[Extracted data entries]
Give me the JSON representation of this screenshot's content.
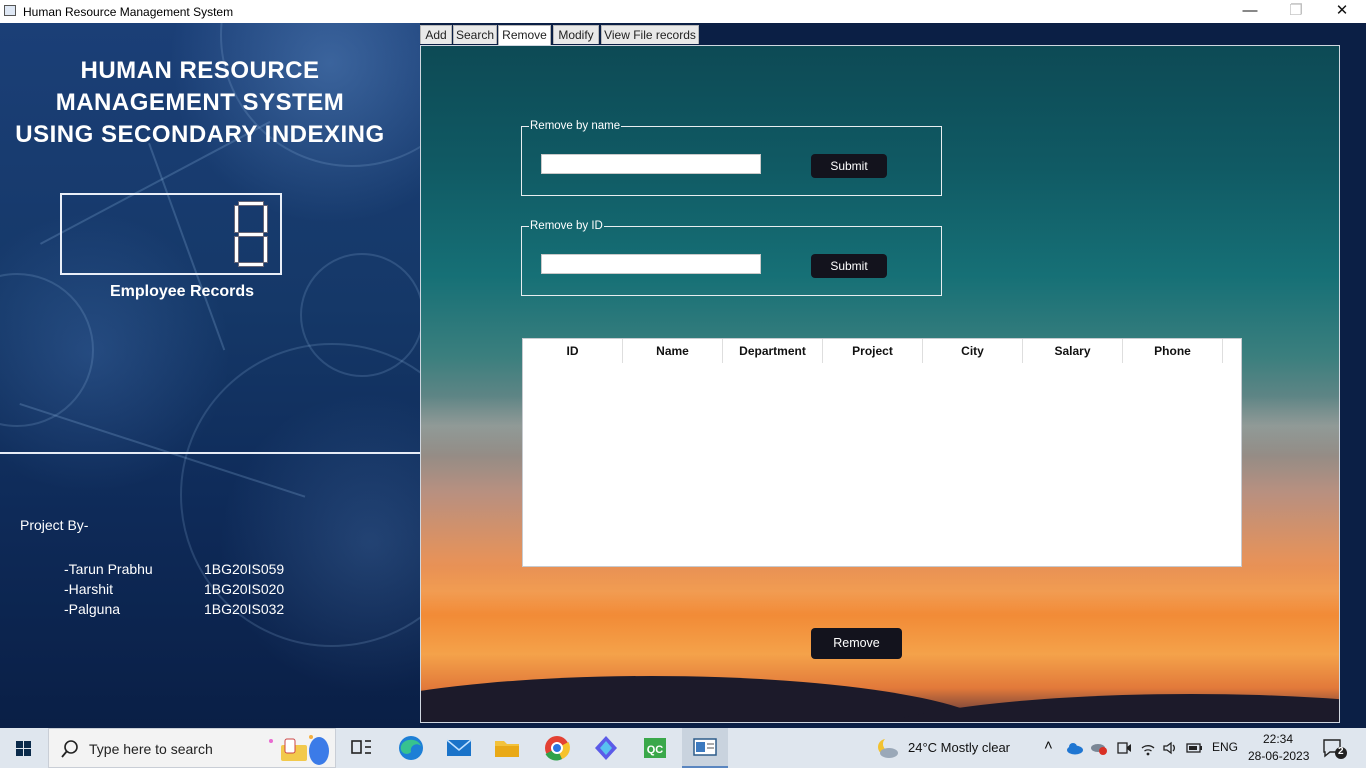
{
  "window": {
    "title": "Human Resource Management System",
    "minimize_glyph": "—",
    "maximize_glyph": "❐",
    "close_glyph": "✕"
  },
  "left_panel": {
    "heading_lines": [
      "HUMAN RESOURCE",
      "MANAGEMENT SYSTEM",
      "USING SECONDARY INDEXING"
    ],
    "record_count_display": "8",
    "record_count_label": "Employee Records",
    "project_by_label": "Project By-",
    "members": [
      {
        "name": "-Tarun Prabhu",
        "usn": "1BG20IS059"
      },
      {
        "name": "-Harshit",
        "usn": "1BG20IS020"
      },
      {
        "name": "-Palguna",
        "usn": "1BG20IS032"
      }
    ]
  },
  "tabs": [
    {
      "label": "Add",
      "active": false
    },
    {
      "label": "Search",
      "active": false
    },
    {
      "label": "Remove",
      "active": true
    },
    {
      "label": "Modify",
      "active": false
    },
    {
      "label": "View File records",
      "active": false
    }
  ],
  "remove_by_name": {
    "legend": "Remove by name",
    "value": "",
    "submit_label": "Submit"
  },
  "remove_by_id": {
    "legend": "Remove by ID",
    "value": "",
    "submit_label": "Submit"
  },
  "results_table": {
    "columns": [
      "ID",
      "Name",
      "Department",
      "Project",
      "City",
      "Salary",
      "Phone"
    ],
    "rows": []
  },
  "remove_button_label": "Remove",
  "taskbar": {
    "search_placeholder": "Type here to search",
    "weather": "24°C  Mostly clear",
    "language": "ENG",
    "time": "22:34",
    "date": "28-06-2023",
    "notification_count": "2",
    "pinned_apps": [
      "task-view",
      "edge",
      "mail",
      "file-explorer",
      "chrome",
      "copilot",
      "qt-creator",
      "hrms-app"
    ]
  },
  "colors": {
    "button_dark": "#13131d",
    "left_panel_bg": "#153868",
    "taskbar_bg": "#dfe6ee"
  }
}
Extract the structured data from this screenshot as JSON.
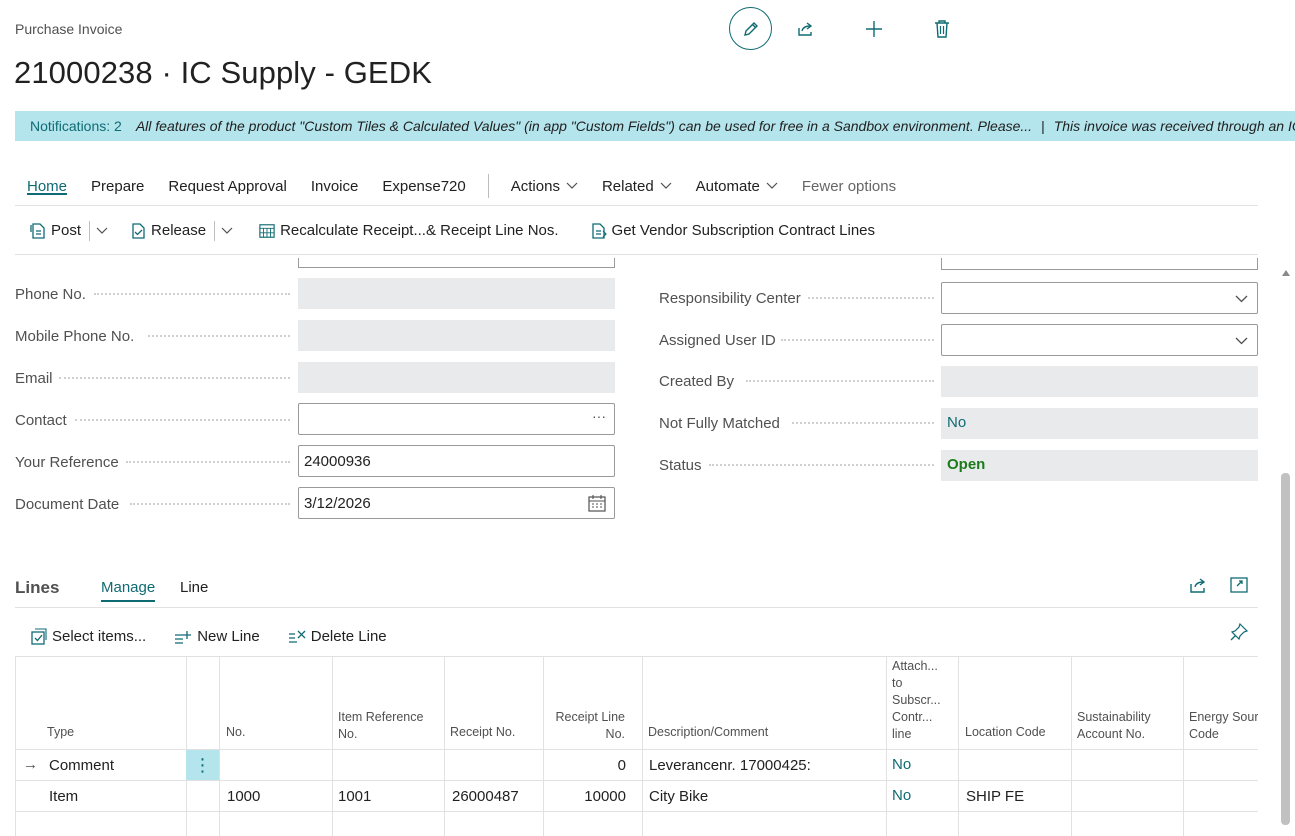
{
  "page": {
    "caption": "Purchase Invoice",
    "title": "21000238 · IC Supply - GEDK"
  },
  "notification": {
    "count_label": "Notifications: 2",
    "message_1": "All features of the product \"Custom Tiles & Calculated Values\" (in app \"Custom Fields\") can be used for free in a Sandbox environment. Please...",
    "separator": "|",
    "message_2": "This invoice was received through an IC transaction"
  },
  "menu": {
    "home": "Home",
    "prepare": "Prepare",
    "request_approval": "Request Approval",
    "invoice": "Invoice",
    "expense720": "Expense720",
    "actions": "Actions",
    "related": "Related",
    "automate": "Automate",
    "fewer_options": "Fewer options"
  },
  "toolbar": {
    "post": "Post",
    "release": "Release",
    "recalculate": "Recalculate Receipt...& Receipt Line Nos.",
    "get_vendor_sub": "Get Vendor Subscription Contract Lines"
  },
  "left_fields": {
    "phone_no": {
      "label": "Phone No.",
      "value": ""
    },
    "mobile_phone_no": {
      "label": "Mobile Phone No.",
      "value": ""
    },
    "email": {
      "label": "Email",
      "value": ""
    },
    "contact": {
      "label": "Contact",
      "value": "",
      "button": "···"
    },
    "your_reference": {
      "label": "Your Reference",
      "value": "24000936"
    },
    "document_date": {
      "label": "Document Date",
      "value": "3/12/2026"
    }
  },
  "right_fields": {
    "responsibility_center": {
      "label": "Responsibility Center",
      "value": ""
    },
    "assigned_user_id": {
      "label": "Assigned User ID",
      "value": ""
    },
    "created_by": {
      "label": "Created By",
      "value": ""
    },
    "not_fully_matched": {
      "label": "Not Fully Matched",
      "value": "No"
    },
    "status": {
      "label": "Status",
      "value": "Open"
    }
  },
  "lines": {
    "title": "Lines",
    "tab_manage": "Manage",
    "tab_line": "Line",
    "select_items": "Select items...",
    "new_line": "New Line",
    "delete_line": "Delete Line",
    "headers": {
      "type": "Type",
      "no": "No.",
      "item_ref_1": "Item Reference",
      "item_ref_2": "No.",
      "receipt_no": "Receipt No.",
      "receipt_line_1": "Receipt Line",
      "receipt_line_2": "No.",
      "description": "Description/Comment",
      "attach_1": "Attach...",
      "attach_2": "to",
      "attach_3": "Subscr...",
      "attach_4": "Contr...",
      "attach_5": "line",
      "location_code": "Location Code",
      "sust_1": "Sustainability",
      "sust_2": "Account No.",
      "energy_1": "Energy Sour",
      "energy_2": "Code"
    },
    "rows": [
      {
        "type": "Comment",
        "no": "",
        "item_ref": "",
        "receipt_no": "",
        "receipt_line": "0",
        "description": "Leverancenr. 17000425:",
        "attach": "No",
        "location": "",
        "sust": "",
        "energy": ""
      },
      {
        "type": "Item",
        "no": "1000",
        "item_ref": "1001",
        "receipt_no": "26000487",
        "receipt_line": "10000",
        "description": "City Bike",
        "attach": "No",
        "location": "SHIP FE",
        "sust": "",
        "energy": ""
      }
    ],
    "current_row_marker": "→",
    "kebab": "⋮"
  },
  "colors": {
    "accent": "#0f6b73",
    "notification_bg": "#b4e4ec",
    "status_open": "#1c7a1c",
    "readonly_bg": "#e9eaeb"
  }
}
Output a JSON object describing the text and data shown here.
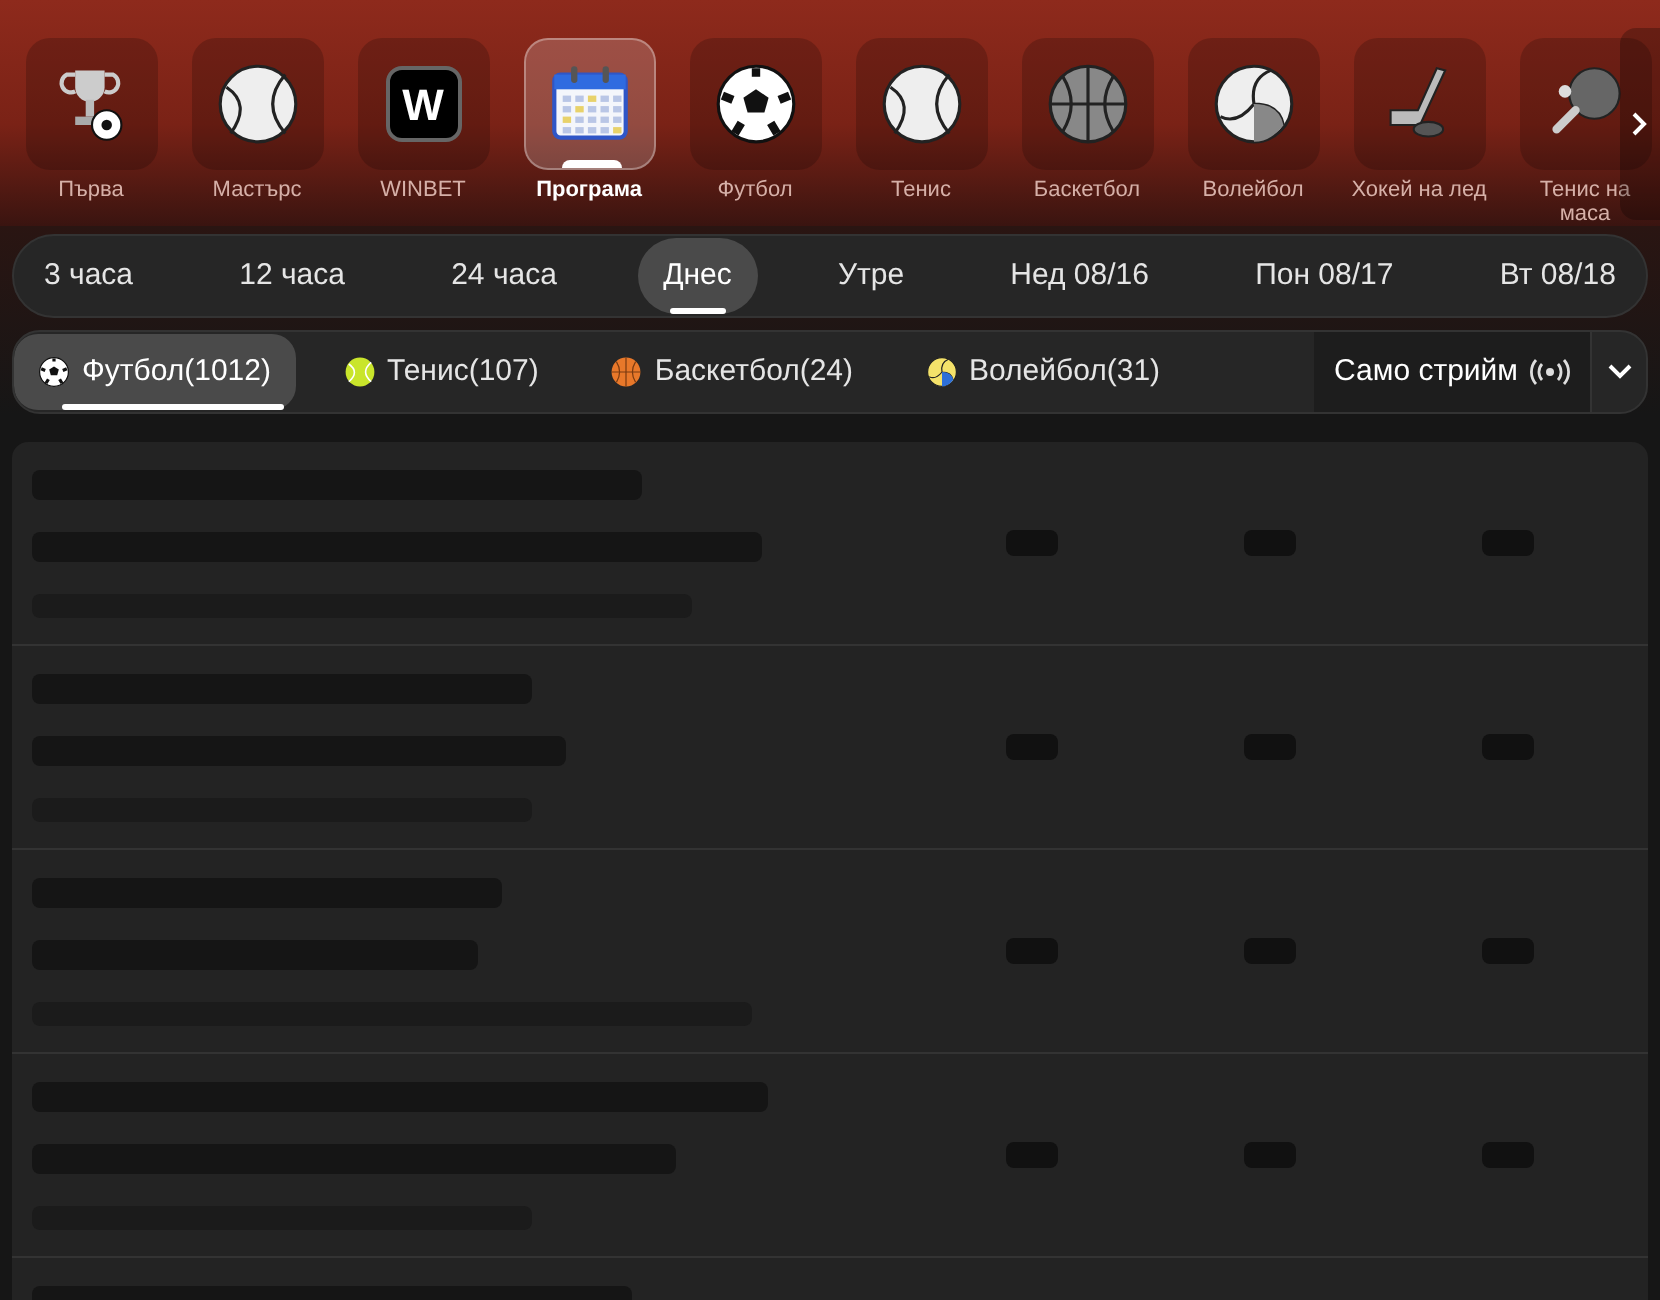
{
  "categories": [
    {
      "label": "Първа",
      "kind": "trophy",
      "selected": false
    },
    {
      "label": "Мастърс",
      "kind": "tennis",
      "selected": false
    },
    {
      "label": "WINBET",
      "kind": "winbet",
      "badge": "W",
      "selected": false
    },
    {
      "label": "Програма",
      "kind": "calendar",
      "selected": true
    },
    {
      "label": "Футбол",
      "kind": "football",
      "selected": false
    },
    {
      "label": "Тенис",
      "kind": "tennis",
      "selected": false
    },
    {
      "label": "Баскетбол",
      "kind": "basketball",
      "selected": false
    },
    {
      "label": "Волейбол",
      "kind": "volleyball",
      "selected": false
    },
    {
      "label": "Хокей на лед",
      "kind": "hockey",
      "selected": false
    },
    {
      "label": "Тенис на маса",
      "kind": "tabletennis",
      "selected": false
    }
  ],
  "time_filters": [
    {
      "label": "3 часа",
      "selected": false
    },
    {
      "label": "12 часа",
      "selected": false
    },
    {
      "label": "24 часа",
      "selected": false
    },
    {
      "label": "Днес",
      "selected": true
    },
    {
      "label": "Утре",
      "selected": false
    },
    {
      "label": "Нед 08/16",
      "selected": false
    },
    {
      "label": "Пон 08/17",
      "selected": false
    },
    {
      "label": "Вт 08/18",
      "selected": false
    }
  ],
  "sport_filters": [
    {
      "label": "Футбол(1012)",
      "kind": "football",
      "selected": true
    },
    {
      "label": "Тенис(107)",
      "kind": "tennis",
      "selected": false
    },
    {
      "label": "Баскетбол(24)",
      "kind": "basketball",
      "selected": false
    },
    {
      "label": "Волейбол(31)",
      "kind": "volleyball",
      "selected": false
    }
  ],
  "stream_only": {
    "label": "Само стрийм"
  }
}
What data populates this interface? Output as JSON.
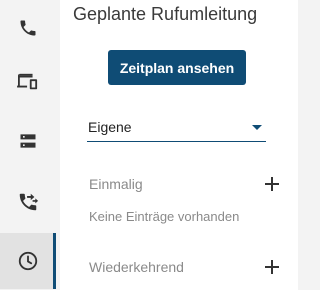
{
  "rail": {
    "items": [
      {
        "icon": "phone-icon",
        "active": false
      },
      {
        "icon": "devices-icon",
        "active": false
      },
      {
        "icon": "storage-icon",
        "active": false
      },
      {
        "icon": "call-forward-icon",
        "active": false
      },
      {
        "icon": "clock-icon",
        "active": true
      }
    ]
  },
  "panel": {
    "title": "Geplante Rufumleitung",
    "view_schedule_label": "Zeitplan ansehen",
    "dropdown": {
      "selected": "Eigene"
    },
    "one_time": {
      "label": "Einmalig",
      "empty_text": "Keine Einträge vorhanden"
    },
    "recurring": {
      "label": "Wiederkehrend"
    }
  },
  "colors": {
    "primary": "#0f4c75",
    "rail_bg": "#f3f3f3",
    "active_item_bg": "#e2e2e2",
    "muted_text": "#8a8a8a"
  }
}
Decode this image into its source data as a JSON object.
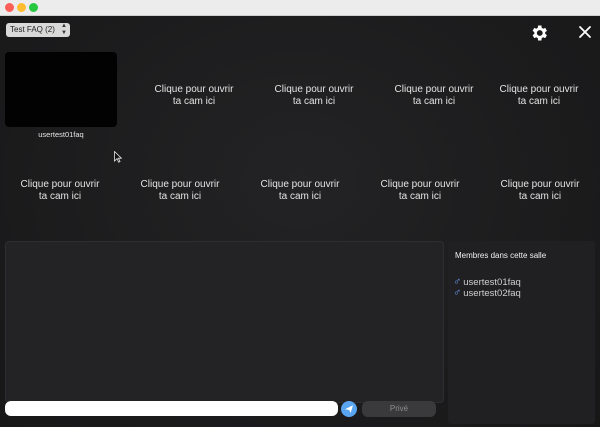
{
  "window": {
    "controls": [
      "close",
      "minimize",
      "maximize"
    ]
  },
  "toolbar": {
    "room_select_value": "Test FAQ (2)",
    "settings_icon": "gear-icon",
    "close_icon": "close-icon"
  },
  "cams": {
    "self_name": "usertest01faq",
    "slots": [
      {
        "line1": "Clique pour ouvrir",
        "line2": "ta cam ici"
      },
      {
        "line1": "Clique pour ouvrir",
        "line2": "ta cam ici"
      },
      {
        "line1": "Clique pour ouvrir",
        "line2": "ta cam ici"
      },
      {
        "line1": "Clique pour ouvrir",
        "line2": "ta cam ici"
      },
      {
        "line1": "Clique pour ouvrir",
        "line2": "ta cam ici"
      },
      {
        "line1": "Clique pour ouvrir",
        "line2": "ta cam ici"
      },
      {
        "line1": "Clique pour ouvrir",
        "line2": "ta cam ici"
      },
      {
        "line1": "Clique pour ouvrir",
        "line2": "ta cam ici"
      },
      {
        "line1": "Clique pour ouvrir",
        "line2": "ta cam ici"
      }
    ]
  },
  "members": {
    "title": "Membres dans cette salle",
    "list": [
      {
        "gender_icon": "male-icon",
        "name": "usertest01faq"
      },
      {
        "gender_icon": "male-icon",
        "name": "usertest02faq"
      }
    ]
  },
  "chat": {
    "input_value": "",
    "input_placeholder": "",
    "send_icon": "send-icon",
    "private_label": "Privé"
  },
  "colors": {
    "background": "#1b1b1d",
    "accent": "#5aa5f0",
    "male": "#6aa0ff"
  }
}
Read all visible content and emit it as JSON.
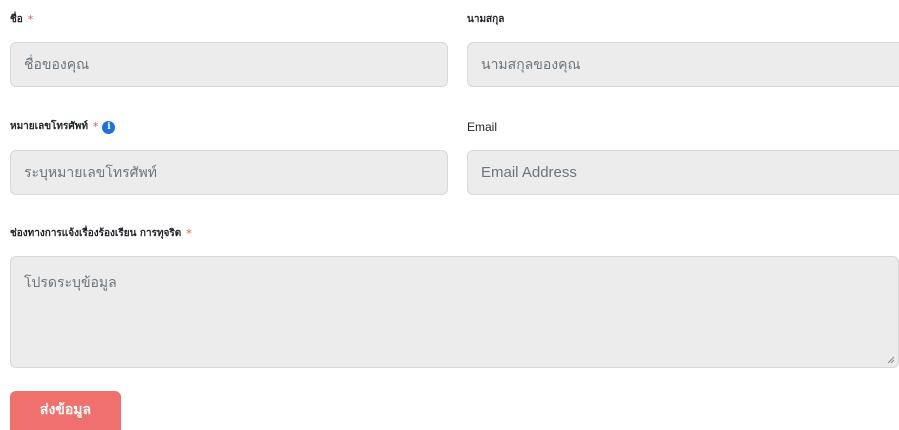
{
  "form": {
    "first_name": {
      "label": "ชื่อ",
      "required_mark": "*",
      "placeholder": "ชื่อของคุณ"
    },
    "last_name": {
      "label": "นามสกุล",
      "placeholder": "นามสกุลของคุณ"
    },
    "phone": {
      "label": "หมายเลขโทรศัพท์",
      "required_mark": "*",
      "info_icon_glyph": "i",
      "placeholder": "ระบุหมายเลขโทรศัพท์"
    },
    "email": {
      "label": "Email",
      "placeholder": "Email Address"
    },
    "channel": {
      "label": "ช่องทางการแจ้งเรื่องร้องเรียน การทุจริต",
      "required_mark": "*",
      "placeholder": "โปรดระบุข้อมูล"
    },
    "submit_label": "ส่งข้อมูล"
  },
  "colors": {
    "required": "#e8514f",
    "info_icon": "#1f73d8",
    "submit_button": "#f0706e",
    "field_background": "#ececec"
  },
  "icons": {
    "info": "info-icon",
    "resize": "resize-handle-icon"
  }
}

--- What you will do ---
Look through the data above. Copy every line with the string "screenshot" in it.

--- Response to the task ---
Give me the JSON representation of this screenshot's content.
Extract the structured data from this screenshot as JSON.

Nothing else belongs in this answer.